Every line with "note" in it should be copied from the data.
:: SUPPLIED RECORDS
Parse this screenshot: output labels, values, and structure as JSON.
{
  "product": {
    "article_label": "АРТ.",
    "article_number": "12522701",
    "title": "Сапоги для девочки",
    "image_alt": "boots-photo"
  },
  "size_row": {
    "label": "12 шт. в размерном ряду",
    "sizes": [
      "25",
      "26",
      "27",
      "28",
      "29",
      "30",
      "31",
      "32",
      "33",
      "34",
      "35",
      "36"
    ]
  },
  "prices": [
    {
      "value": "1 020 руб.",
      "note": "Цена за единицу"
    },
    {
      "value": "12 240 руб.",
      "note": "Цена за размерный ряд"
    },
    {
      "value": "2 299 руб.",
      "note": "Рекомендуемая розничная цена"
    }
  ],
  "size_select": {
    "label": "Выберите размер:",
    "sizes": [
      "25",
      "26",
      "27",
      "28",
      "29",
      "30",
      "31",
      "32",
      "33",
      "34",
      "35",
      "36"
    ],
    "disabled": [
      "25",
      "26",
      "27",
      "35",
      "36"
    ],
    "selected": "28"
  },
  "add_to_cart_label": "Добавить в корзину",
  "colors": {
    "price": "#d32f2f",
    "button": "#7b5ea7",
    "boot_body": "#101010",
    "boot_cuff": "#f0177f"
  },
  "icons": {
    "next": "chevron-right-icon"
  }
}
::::
§ **OUTPUT OF THE TASK**
      "note": "Цена за единицу"
      "note": "Цена за размерный ряд"
      "note": "Рекомендуемая розничная цена"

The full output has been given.